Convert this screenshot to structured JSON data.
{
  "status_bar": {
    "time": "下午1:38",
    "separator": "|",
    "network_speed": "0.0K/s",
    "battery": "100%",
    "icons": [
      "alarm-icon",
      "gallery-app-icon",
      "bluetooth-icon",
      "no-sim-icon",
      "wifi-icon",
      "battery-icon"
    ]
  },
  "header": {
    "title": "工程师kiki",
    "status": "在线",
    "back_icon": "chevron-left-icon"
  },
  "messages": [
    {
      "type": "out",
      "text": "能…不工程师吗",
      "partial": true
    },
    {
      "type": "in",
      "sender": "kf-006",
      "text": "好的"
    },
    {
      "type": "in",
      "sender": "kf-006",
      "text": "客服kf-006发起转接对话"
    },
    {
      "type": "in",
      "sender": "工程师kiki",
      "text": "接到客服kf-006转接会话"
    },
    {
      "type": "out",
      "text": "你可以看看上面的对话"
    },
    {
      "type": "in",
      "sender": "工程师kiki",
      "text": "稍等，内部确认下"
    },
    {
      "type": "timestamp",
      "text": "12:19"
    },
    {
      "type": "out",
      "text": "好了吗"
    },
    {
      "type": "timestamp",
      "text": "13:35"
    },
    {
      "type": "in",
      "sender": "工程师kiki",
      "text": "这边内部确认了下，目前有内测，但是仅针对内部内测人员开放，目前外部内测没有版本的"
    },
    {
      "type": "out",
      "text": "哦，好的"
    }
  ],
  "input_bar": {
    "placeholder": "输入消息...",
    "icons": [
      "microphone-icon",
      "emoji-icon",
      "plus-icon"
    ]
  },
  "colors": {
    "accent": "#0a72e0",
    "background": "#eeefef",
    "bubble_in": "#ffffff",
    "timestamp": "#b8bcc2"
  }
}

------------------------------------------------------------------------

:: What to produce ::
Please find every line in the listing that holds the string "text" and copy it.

:: Written solution ::
      "text": "能…不工程师吗",
      "text": "好的"
      "text": "客服kf-006发起转接对话"
      "text": "接到客服kf-006转接会话"
      "text": "你可以看看上面的对话"
      "text": "稍等，内部确认下"
      "text": "12:19"
      "text": "好了吗"
      "text": "13:35"
      "text": "这边内部确认了下，目前有内测，但是仅针对内部内测人员开放，目前外部内测没有版本的"
      "text": "哦，好的"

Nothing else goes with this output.